Exercise: Only the lines holding "tuturor" are wanted. Copy every one from the records below.

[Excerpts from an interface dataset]
= Beginning of Section =
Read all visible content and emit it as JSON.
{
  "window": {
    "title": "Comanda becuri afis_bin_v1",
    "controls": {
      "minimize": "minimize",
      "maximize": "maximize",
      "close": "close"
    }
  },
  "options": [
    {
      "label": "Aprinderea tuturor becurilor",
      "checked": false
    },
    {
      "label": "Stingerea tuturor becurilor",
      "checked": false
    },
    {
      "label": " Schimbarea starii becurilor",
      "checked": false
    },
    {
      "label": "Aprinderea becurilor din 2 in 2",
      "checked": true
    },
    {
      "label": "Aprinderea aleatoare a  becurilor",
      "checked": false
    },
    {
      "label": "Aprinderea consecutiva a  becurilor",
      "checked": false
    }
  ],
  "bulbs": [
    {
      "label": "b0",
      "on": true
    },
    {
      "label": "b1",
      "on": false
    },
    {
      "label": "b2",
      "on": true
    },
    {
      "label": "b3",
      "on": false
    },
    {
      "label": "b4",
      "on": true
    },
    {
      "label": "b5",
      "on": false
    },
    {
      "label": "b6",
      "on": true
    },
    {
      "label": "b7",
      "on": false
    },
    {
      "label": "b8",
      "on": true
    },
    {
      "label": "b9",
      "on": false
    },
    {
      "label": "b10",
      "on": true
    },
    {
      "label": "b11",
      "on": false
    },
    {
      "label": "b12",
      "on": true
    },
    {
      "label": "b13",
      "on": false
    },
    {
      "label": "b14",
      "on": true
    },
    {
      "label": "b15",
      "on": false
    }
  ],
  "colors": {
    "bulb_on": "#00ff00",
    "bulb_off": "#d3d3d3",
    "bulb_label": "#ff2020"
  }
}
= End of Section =
Result of this task:
      "label": "Aprinderea tuturor becurilor",
      "label": "Stingerea tuturor becurilor",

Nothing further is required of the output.